Consider some of the words he used – “rejected,” “tainted,” “naked,” “radically different,” “unclean,” “outcast,” “avoided,” “infect,” “dread.” This is the language of shame.
Ed Welch, in his recent book “Shame Interrupted” defines shame as “the deep sense that you are unacceptable because of something you did, something done to you, or something associated with you. You feel exposed and humiliated.”
You likely know someone in the midst of divorce who is experiencing the debilitating impact of deep shame right now. We are called to love them, but how do we love such a person wisely?
We could argue with their perceptions, but that won’t work. Shame will win the argument every time. Shame is tangible to the one who experiences it, and it’s impervious to logic. Our arguments will seem abstract. But don’t lose heart, this actually frees us from the pressure of having to know the right thing to say.
My friend was describing his experience from a distance. A few years had passed since those days and he was in a much better place. So I asked him what others had done that helped.
“They honored me. They invited me over to their house for dinner. They included me in their lives in concrete ways. They remembered me. Most had no idea what to say, but that didn’t matter. The fact that they came close and included me when I felt untouchable carried me through.”
The body of Christ is tailor-made for such a mission, but sadly, we often reinforce and compound shame by avoiding those in our midst involved in divorce. Some do this because of self-righteous judgment of divorced individuals, but I don’t think that’s always, or even often the case for most of us. Most of us just don’t know what to say, so we leave it to others more capable. But a few words, no matter how brilliant and biblical, aren’t what these friends need from us. At least not initially. Ask them to come over for dinner. Take them to lunch after church. Call them on the phone. Post on their Facebook page. Ask their advice. Seek them out and sit with them at church. Ask them to join your small group. Send a card. Follow-up. To love these friends wisely think “include, acknowledge, touch, honor, and value.”
Keep pursuing, even if your invitations aren’t accepted. Sometimes the pain of divorce makes public appearances seem unbearable. Don’t take it personally and know that your pursuit sends the message that shame is a liar in tangible ways.
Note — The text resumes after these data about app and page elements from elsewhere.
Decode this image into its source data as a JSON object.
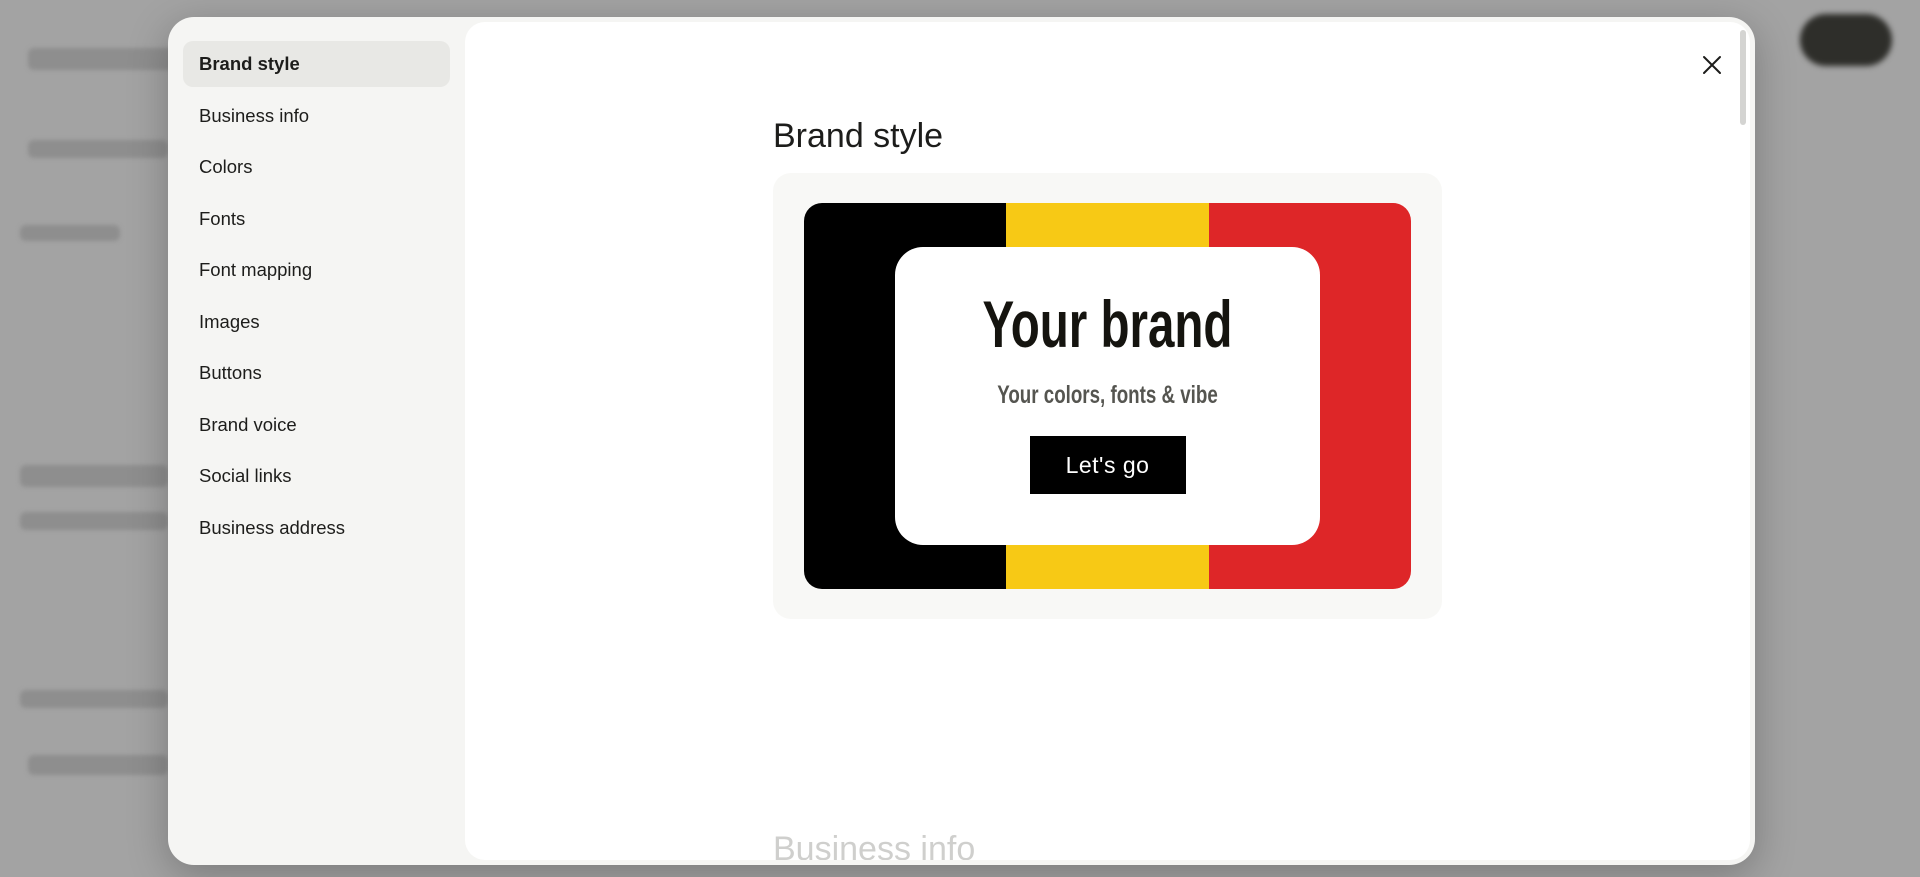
{
  "sidebar": {
    "items": [
      {
        "label": "Brand style",
        "active": true
      },
      {
        "label": "Business info"
      },
      {
        "label": "Colors"
      },
      {
        "label": "Fonts"
      },
      {
        "label": "Font mapping"
      },
      {
        "label": "Images"
      },
      {
        "label": "Buttons"
      },
      {
        "label": "Brand voice"
      },
      {
        "label": "Social links"
      },
      {
        "label": "Business address"
      }
    ]
  },
  "main": {
    "title": "Brand style",
    "close_icon": "close-icon",
    "preview": {
      "heading": "Your brand",
      "subheading": "Your colors, fonts & vibe",
      "button_label": "Let's go",
      "stripe_colors": [
        "#000000",
        "#f7c915",
        "#de2628"
      ]
    },
    "next_section_title": "Business info"
  },
  "colors": {
    "accent_dark": "#000000",
    "accent_yellow": "#f7c915",
    "accent_red": "#de2628"
  }
}
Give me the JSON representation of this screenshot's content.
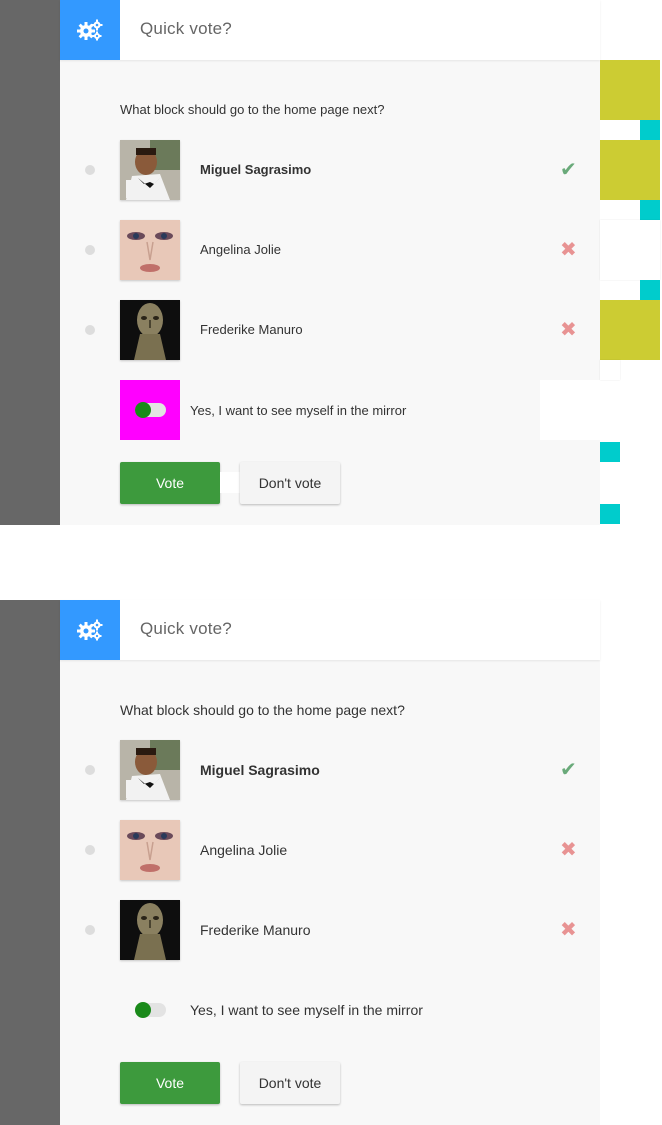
{
  "colors": {
    "rail": "#676767",
    "header_icon_bg": "#3399ff",
    "vote_button": "#3d9a3d",
    "toggle_on": "#1a8a1a",
    "check": "#6aaa7a",
    "cross": "#e89393",
    "debug_magenta": "#ff00ff",
    "debug_yellow": "#cccc33",
    "debug_cyan": "#00cccc"
  },
  "widgets": [
    {
      "header": {
        "title": "Quick vote?",
        "icon": "gears-icon"
      },
      "question": "What block should go to the home page next?",
      "options": [
        {
          "name": "Miguel Sagrasimo",
          "status": "check-icon",
          "selected_style": "bold"
        },
        {
          "name": "Angelina Jolie",
          "status": "cross-icon"
        },
        {
          "name": "Frederike Manuro",
          "status": "cross-icon"
        }
      ],
      "toggle": {
        "label": "Yes, I want to see myself in the mirror",
        "on": true
      },
      "buttons": {
        "vote": "Vote",
        "dont_vote": "Don't vote"
      }
    },
    {
      "header": {
        "title": "Quick vote?",
        "icon": "gears-icon"
      },
      "question": "What block should go to the home page next?",
      "options": [
        {
          "name": "Miguel Sagrasimo",
          "status": "check-icon",
          "selected_style": "bold"
        },
        {
          "name": "Angelina Jolie",
          "status": "cross-icon"
        },
        {
          "name": "Frederike Manuro",
          "status": "cross-icon"
        }
      ],
      "toggle": {
        "label": "Yes, I want to see myself in the mirror",
        "on": true
      },
      "buttons": {
        "vote": "Vote",
        "dont_vote": "Don't vote"
      }
    }
  ]
}
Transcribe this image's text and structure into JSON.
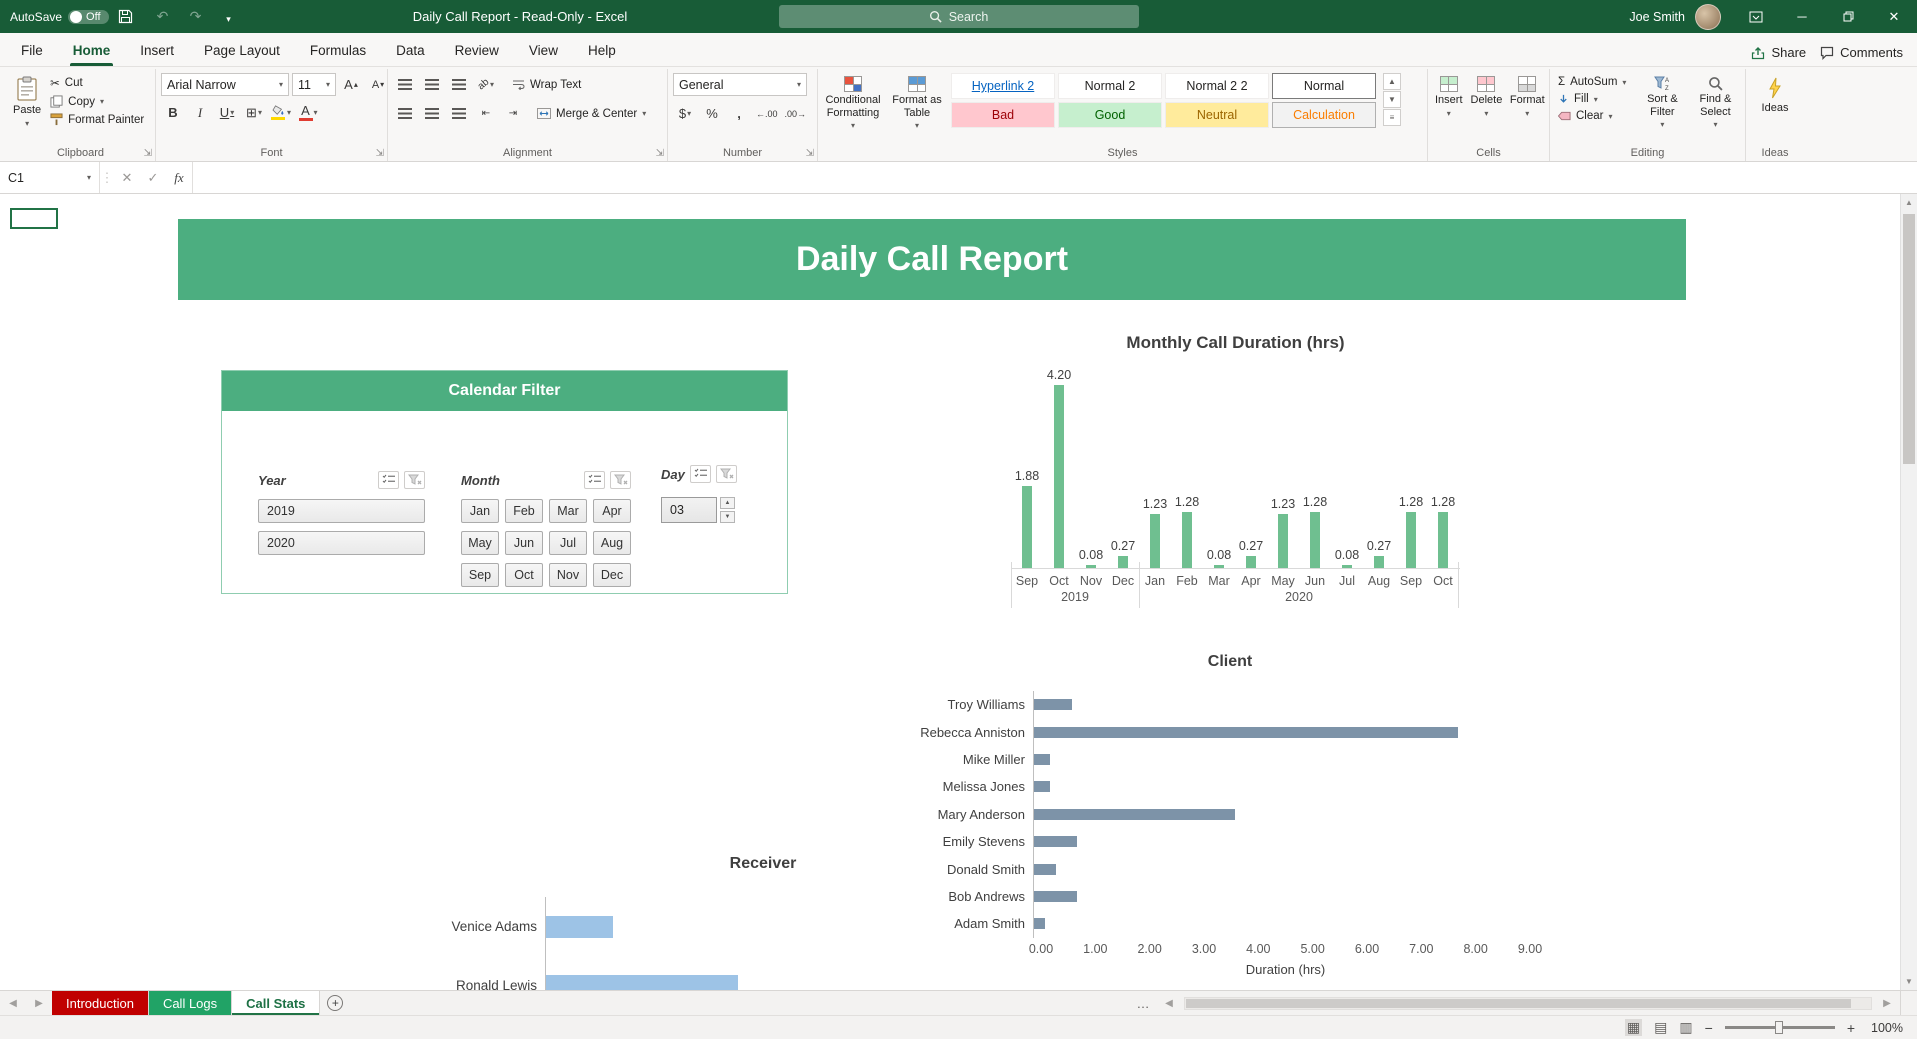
{
  "title_bar": {
    "autosave_label": "AutoSave",
    "autosave_state": "Off",
    "app_title": "Daily Call Report  -  Read-Only  -  Excel",
    "search_placeholder": "Search",
    "user_name": "Joe Smith"
  },
  "ribbon_tabs": {
    "items": [
      "File",
      "Home",
      "Insert",
      "Page Layout",
      "Formulas",
      "Data",
      "Review",
      "View",
      "Help"
    ],
    "active": "Home",
    "share": "Share",
    "comments": "Comments"
  },
  "ribbon": {
    "clipboard": {
      "label": "Clipboard",
      "paste": "Paste",
      "cut": "Cut",
      "copy": "Copy",
      "format_painter": "Format Painter"
    },
    "font": {
      "label": "Font",
      "name": "Arial Narrow",
      "size": "11"
    },
    "alignment": {
      "label": "Alignment",
      "wrap": "Wrap Text",
      "merge": "Merge & Center"
    },
    "number": {
      "label": "Number",
      "format": "General"
    },
    "styles": {
      "label": "Styles",
      "conditional": "Conditional Formatting",
      "format_table": "Format as Table",
      "gallery": [
        "Hyperlink 2",
        "Normal 2",
        "Normal 2 2",
        "Normal",
        "Bad",
        "Good",
        "Neutral",
        "Calculation"
      ]
    },
    "cells": {
      "label": "Cells",
      "insert": "Insert",
      "delete": "Delete",
      "format": "Format"
    },
    "editing": {
      "label": "Editing",
      "autosum": "AutoSum",
      "fill": "Fill",
      "clear": "Clear",
      "sort": "Sort & Filter",
      "find": "Find & Select"
    },
    "ideas": {
      "label": "Ideas",
      "button": "Ideas"
    }
  },
  "formula_bar": {
    "name_box": "C1",
    "value": ""
  },
  "worksheet": {
    "banner": "Daily Call Report",
    "calendar_filter": {
      "title": "Calendar Filter",
      "year_label": "Year",
      "years": [
        "2019",
        "2020"
      ],
      "month_label": "Month",
      "months": [
        "Jan",
        "Feb",
        "Mar",
        "Apr",
        "May",
        "Jun",
        "Jul",
        "Aug",
        "Sep",
        "Oct",
        "Nov",
        "Dec"
      ],
      "day_label": "Day",
      "day_value": "03"
    }
  },
  "chart_data": [
    {
      "type": "bar",
      "title": "Monthly Call Duration (hrs)",
      "categories": [
        "Sep",
        "Oct",
        "Nov",
        "Dec",
        "Jan",
        "Feb",
        "Mar",
        "Apr",
        "May",
        "Jun",
        "Jul",
        "Aug",
        "Sep",
        "Oct"
      ],
      "year_groups": [
        {
          "label": "2019",
          "count": 4
        },
        {
          "label": "2020",
          "count": 10
        }
      ],
      "values": [
        1.88,
        4.2,
        0.08,
        0.27,
        1.23,
        1.28,
        0.08,
        0.27,
        1.23,
        1.28,
        0.08,
        0.27,
        1.28,
        1.28
      ],
      "data_labels": [
        "1.88",
        "4.20",
        "0.08",
        "0.27",
        "1.23",
        "1.28",
        "0.08",
        "0.27",
        "1.23",
        "1.28",
        "0.08",
        "0.27",
        "1.28",
        "1.28"
      ],
      "bar_color": "#6fbf90",
      "ylim": [
        0,
        4.2
      ],
      "grid": false,
      "legend": "none"
    },
    {
      "type": "bar-horizontal",
      "title": "Client",
      "categories": [
        "Troy Williams",
        "Rebecca Anniston",
        "Mike Miller",
        "Melissa Jones",
        "Mary Anderson",
        "Emily Stevens",
        "Donald Smith",
        "Bob Andrews",
        "Adam Smith"
      ],
      "values": [
        0.7,
        7.8,
        0.3,
        0.3,
        3.7,
        0.8,
        0.4,
        0.8,
        0.2
      ],
      "xlabel": "Duration (hrs)",
      "xlim": [
        0,
        9
      ],
      "ticks": [
        "0.00",
        "1.00",
        "2.00",
        "3.00",
        "4.00",
        "5.00",
        "6.00",
        "7.00",
        "8.00",
        "9.00"
      ],
      "bar_color": "#7d93a8",
      "grid": false,
      "legend": "none"
    },
    {
      "type": "bar-horizontal",
      "title": "Receiver",
      "categories": [
        "Venice Adams",
        "Ronald Lewis"
      ],
      "values": [
        0.9,
        2.6
      ],
      "bar_color": "#9dc3e6",
      "grid": false,
      "legend": "none"
    }
  ],
  "sheet_tabs": {
    "items": [
      {
        "name": "Introduction",
        "style": "red"
      },
      {
        "name": "Call Logs",
        "style": "green"
      },
      {
        "name": "Call Stats",
        "style": "active"
      }
    ]
  },
  "status_bar": {
    "zoom": "100%"
  }
}
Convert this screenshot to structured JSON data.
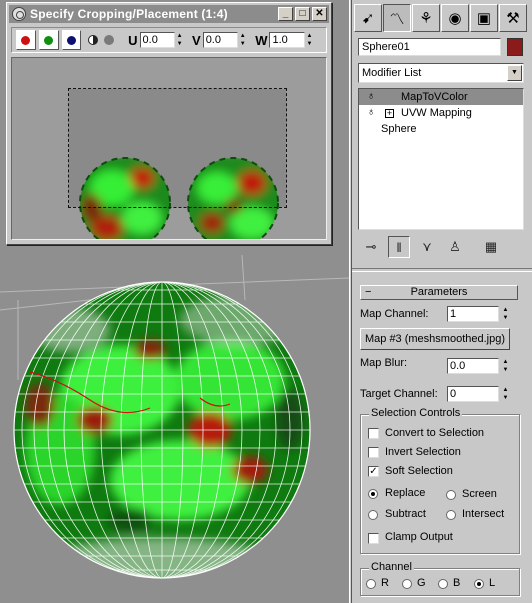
{
  "dialog": {
    "title": "Specify Cropping/Placement (1:4)",
    "controls": {
      "minimize": "_",
      "maximize": "□",
      "close": "✕"
    },
    "toolbar": {
      "u_label": "U",
      "u_value": "0.0",
      "v_label": "V",
      "v_value": "0.0",
      "w_label": "W",
      "w_value": "1.0"
    }
  },
  "panel": {
    "object_name": "Sphere01",
    "object_color": "#8b1a1a",
    "modifier_list": "Modifier List",
    "stack": [
      {
        "label": "MapToVColor",
        "selected": true
      },
      {
        "label": "UVW Mapping",
        "selected": false
      },
      {
        "label": "Sphere",
        "selected": false
      }
    ],
    "rollout_title": "Parameters",
    "map_channel_label": "Map Channel:",
    "map_channel_value": "1",
    "map_button": "Map #3 (meshsmoothed.jpg)",
    "map_blur_label": "Map Blur:",
    "map_blur_value": "0.0",
    "target_channel_label": "Target Channel:",
    "target_channel_value": "0",
    "selection_controls_title": "Selection Controls",
    "convert_to_selection": "Convert to Selection",
    "invert_selection": "Invert Selection",
    "soft_selection": "Soft Selection",
    "replace": "Replace",
    "screen": "Screen",
    "subtract": "Subtract",
    "intersect": "Intersect",
    "clamp_output": "Clamp Output",
    "channel_title": "Channel",
    "channels": [
      "R",
      "G",
      "B",
      "L"
    ]
  },
  "colors": {
    "accent_red": "#cc1111",
    "texture_green": "#22dd22",
    "panel_bg": "#c8c8c8"
  }
}
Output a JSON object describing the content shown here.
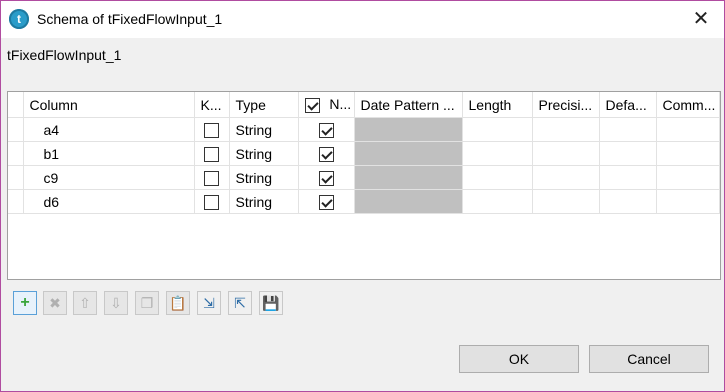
{
  "window": {
    "title": "Schema of tFixedFlowInput_1",
    "close_icon": "close-icon",
    "app_icon_letter": "t"
  },
  "component_name": "tFixedFlowInput_1",
  "table": {
    "headers": {
      "column": "Column",
      "key": "K...",
      "type": "Type",
      "nullable": "N...",
      "date_pattern": "Date Pattern ...",
      "length": "Length",
      "precision": "Precisi...",
      "default": "Defa...",
      "comment": "Comm..."
    },
    "nullable_header_checked": true,
    "rows": [
      {
        "column": "a4",
        "key": false,
        "type": "String",
        "nullable": true,
        "date_pattern": "",
        "length": "",
        "precision": "",
        "default": "",
        "comment": ""
      },
      {
        "column": "b1",
        "key": false,
        "type": "String",
        "nullable": true,
        "date_pattern": "",
        "length": "",
        "precision": "",
        "default": "",
        "comment": ""
      },
      {
        "column": "c9",
        "key": false,
        "type": "String",
        "nullable": true,
        "date_pattern": "",
        "length": "",
        "precision": "",
        "default": "",
        "comment": ""
      },
      {
        "column": "d6",
        "key": false,
        "type": "String",
        "nullable": true,
        "date_pattern": "",
        "length": "",
        "precision": "",
        "default": "",
        "comment": ""
      }
    ]
  },
  "toolbar": [
    {
      "name": "add-row-button",
      "icon": "plus-icon",
      "glyph": "+",
      "enabled": true
    },
    {
      "name": "remove-row-button",
      "icon": "delete-icon",
      "glyph": "✖",
      "enabled": false
    },
    {
      "name": "move-up-button",
      "icon": "arrow-up-icon",
      "glyph": "⇧",
      "enabled": false
    },
    {
      "name": "move-down-button",
      "icon": "arrow-down-icon",
      "glyph": "⇩",
      "enabled": false
    },
    {
      "name": "copy-button",
      "icon": "copy-icon",
      "glyph": "❐",
      "enabled": false
    },
    {
      "name": "paste-button",
      "icon": "paste-icon",
      "glyph": "📋",
      "enabled": false
    },
    {
      "name": "import-schema-button",
      "icon": "import-icon",
      "glyph": "⇲",
      "enabled": true
    },
    {
      "name": "export-schema-button",
      "icon": "export-icon",
      "glyph": "⇱",
      "enabled": true
    },
    {
      "name": "save-schema-button",
      "icon": "save-icon",
      "glyph": "💾",
      "enabled": true
    }
  ],
  "buttons": {
    "ok": "OK",
    "cancel": "Cancel"
  }
}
“Bear one another’s burdens and so fulfill the law of Christ.” (Galatians 6:2)
The possibilities for walking this out in concrete ways are endless. Get creative if you like, but showing up is good enough.